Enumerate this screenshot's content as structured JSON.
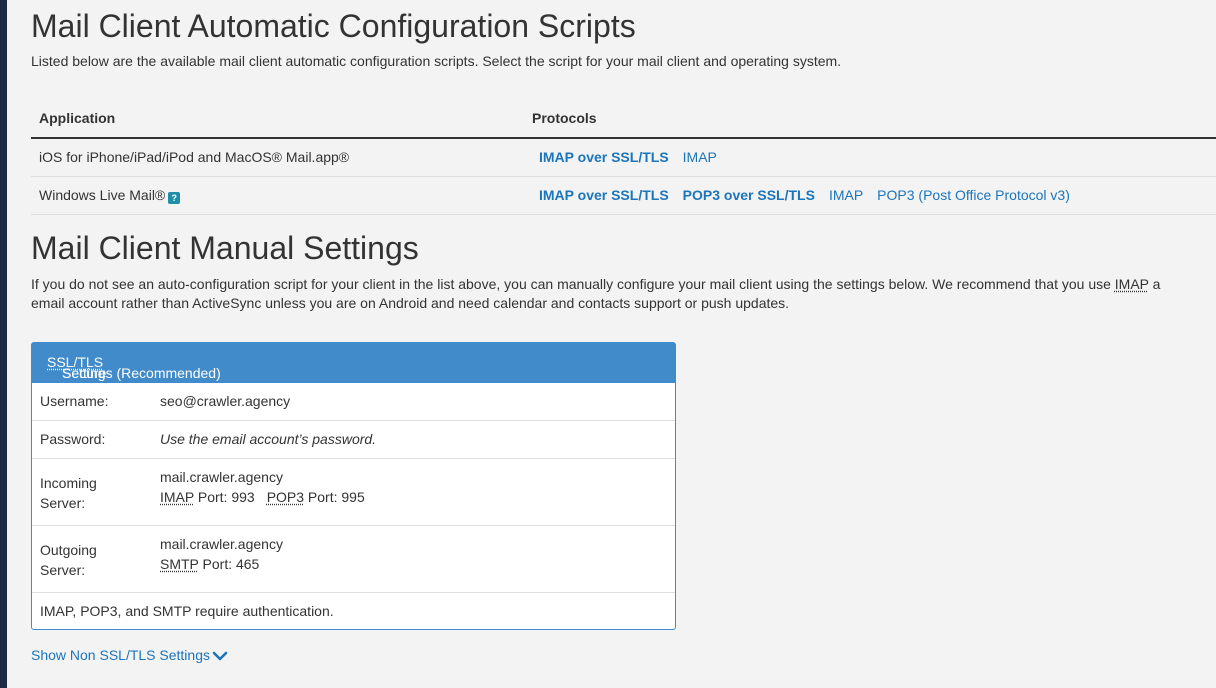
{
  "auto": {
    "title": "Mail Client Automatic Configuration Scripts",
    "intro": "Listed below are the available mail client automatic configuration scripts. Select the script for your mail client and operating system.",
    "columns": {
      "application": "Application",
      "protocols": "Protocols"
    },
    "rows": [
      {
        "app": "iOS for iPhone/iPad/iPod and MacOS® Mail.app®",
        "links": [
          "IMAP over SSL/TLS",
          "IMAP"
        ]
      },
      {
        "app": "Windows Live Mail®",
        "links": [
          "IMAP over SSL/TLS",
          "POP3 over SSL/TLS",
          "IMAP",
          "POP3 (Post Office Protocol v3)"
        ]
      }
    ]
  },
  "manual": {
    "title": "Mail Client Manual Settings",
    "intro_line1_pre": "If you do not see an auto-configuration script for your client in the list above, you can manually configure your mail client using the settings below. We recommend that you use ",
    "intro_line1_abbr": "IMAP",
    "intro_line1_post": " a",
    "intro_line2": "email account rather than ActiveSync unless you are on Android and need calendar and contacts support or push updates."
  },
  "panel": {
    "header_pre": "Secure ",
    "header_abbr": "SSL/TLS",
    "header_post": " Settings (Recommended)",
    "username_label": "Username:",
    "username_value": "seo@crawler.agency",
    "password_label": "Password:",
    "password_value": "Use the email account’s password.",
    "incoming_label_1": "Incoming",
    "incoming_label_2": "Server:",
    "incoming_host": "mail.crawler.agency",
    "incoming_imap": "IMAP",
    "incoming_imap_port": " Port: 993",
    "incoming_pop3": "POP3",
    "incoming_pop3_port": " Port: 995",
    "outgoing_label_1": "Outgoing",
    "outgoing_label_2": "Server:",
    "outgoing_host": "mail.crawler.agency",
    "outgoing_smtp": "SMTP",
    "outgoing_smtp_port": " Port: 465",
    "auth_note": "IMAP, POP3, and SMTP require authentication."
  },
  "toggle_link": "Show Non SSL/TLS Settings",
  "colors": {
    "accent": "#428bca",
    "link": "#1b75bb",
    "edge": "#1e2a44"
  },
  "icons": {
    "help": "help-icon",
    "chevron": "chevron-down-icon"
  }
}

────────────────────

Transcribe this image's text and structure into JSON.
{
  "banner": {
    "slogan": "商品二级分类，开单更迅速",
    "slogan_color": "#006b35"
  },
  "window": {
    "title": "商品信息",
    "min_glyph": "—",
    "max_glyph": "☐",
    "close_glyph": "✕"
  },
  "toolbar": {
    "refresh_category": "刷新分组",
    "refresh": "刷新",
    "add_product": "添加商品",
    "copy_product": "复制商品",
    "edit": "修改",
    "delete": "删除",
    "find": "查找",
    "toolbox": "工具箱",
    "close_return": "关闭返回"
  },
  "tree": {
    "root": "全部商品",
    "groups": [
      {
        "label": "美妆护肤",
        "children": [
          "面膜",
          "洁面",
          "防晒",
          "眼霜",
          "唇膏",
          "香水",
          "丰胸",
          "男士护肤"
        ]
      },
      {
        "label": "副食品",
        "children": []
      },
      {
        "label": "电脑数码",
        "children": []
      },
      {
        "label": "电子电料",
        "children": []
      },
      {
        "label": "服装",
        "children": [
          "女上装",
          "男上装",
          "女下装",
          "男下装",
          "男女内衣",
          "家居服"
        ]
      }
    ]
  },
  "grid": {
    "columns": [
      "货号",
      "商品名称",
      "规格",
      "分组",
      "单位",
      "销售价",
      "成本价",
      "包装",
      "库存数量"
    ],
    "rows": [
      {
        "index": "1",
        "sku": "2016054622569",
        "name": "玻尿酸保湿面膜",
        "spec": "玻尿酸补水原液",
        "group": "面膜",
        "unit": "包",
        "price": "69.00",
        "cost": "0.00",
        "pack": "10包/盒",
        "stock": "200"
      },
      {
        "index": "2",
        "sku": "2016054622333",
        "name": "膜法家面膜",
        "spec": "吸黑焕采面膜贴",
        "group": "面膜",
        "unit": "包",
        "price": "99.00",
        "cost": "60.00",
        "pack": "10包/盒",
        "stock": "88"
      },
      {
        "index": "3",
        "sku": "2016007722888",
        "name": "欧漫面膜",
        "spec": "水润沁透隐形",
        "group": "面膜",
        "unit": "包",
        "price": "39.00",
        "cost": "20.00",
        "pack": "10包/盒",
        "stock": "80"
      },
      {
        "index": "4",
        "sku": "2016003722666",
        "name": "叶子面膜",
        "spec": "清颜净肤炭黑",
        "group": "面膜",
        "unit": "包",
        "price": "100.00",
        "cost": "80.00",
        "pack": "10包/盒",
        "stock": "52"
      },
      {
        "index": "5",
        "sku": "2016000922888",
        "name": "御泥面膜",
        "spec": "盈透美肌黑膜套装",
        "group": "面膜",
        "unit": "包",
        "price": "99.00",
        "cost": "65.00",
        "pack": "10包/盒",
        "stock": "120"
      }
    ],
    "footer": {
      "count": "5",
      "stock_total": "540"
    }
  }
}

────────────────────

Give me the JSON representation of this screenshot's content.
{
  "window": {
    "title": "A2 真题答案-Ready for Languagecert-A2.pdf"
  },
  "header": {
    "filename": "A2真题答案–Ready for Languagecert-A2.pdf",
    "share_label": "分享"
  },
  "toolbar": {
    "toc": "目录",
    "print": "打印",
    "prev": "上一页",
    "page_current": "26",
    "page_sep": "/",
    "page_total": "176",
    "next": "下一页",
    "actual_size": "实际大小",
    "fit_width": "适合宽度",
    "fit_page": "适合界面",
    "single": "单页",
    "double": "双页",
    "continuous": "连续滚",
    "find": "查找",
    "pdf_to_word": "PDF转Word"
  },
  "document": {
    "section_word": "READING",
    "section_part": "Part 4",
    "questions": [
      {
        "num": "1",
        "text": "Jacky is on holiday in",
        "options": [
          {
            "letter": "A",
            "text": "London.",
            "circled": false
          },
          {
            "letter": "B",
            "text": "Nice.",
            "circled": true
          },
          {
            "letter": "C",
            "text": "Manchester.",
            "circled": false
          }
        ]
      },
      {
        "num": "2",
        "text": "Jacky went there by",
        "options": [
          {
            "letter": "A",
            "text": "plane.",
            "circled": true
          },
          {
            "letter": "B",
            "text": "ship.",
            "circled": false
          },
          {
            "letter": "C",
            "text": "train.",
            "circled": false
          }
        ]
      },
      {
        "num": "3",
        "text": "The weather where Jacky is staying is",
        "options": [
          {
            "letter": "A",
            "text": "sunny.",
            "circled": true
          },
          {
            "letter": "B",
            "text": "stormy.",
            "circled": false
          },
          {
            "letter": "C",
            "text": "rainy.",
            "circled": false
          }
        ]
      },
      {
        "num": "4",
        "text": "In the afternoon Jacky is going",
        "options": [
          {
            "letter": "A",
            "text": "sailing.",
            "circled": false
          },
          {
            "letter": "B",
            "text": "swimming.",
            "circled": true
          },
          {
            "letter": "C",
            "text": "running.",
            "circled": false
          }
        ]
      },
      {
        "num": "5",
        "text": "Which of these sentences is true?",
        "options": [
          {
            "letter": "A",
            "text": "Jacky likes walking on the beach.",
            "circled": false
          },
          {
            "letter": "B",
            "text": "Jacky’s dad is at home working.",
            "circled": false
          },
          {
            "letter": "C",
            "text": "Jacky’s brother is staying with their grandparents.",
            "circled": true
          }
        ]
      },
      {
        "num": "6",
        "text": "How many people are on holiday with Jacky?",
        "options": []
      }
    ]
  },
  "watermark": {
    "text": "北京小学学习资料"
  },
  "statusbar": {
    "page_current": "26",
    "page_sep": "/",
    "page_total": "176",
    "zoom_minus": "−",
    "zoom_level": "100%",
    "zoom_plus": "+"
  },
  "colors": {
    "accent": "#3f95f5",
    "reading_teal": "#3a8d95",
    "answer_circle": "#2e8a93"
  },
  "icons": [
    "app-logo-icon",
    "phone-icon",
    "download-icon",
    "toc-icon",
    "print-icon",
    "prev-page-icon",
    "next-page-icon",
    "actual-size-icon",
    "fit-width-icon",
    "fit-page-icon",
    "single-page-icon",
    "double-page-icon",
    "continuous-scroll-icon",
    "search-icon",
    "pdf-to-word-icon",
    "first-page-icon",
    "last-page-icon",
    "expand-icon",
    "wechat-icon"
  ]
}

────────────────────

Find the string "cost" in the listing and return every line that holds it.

OUTPUT OF THE TASK –
        "cost": "0.00",
        "cost": "60.00",
        "cost": "20.00",
        "cost": "80.00",
        "cost": "65.00",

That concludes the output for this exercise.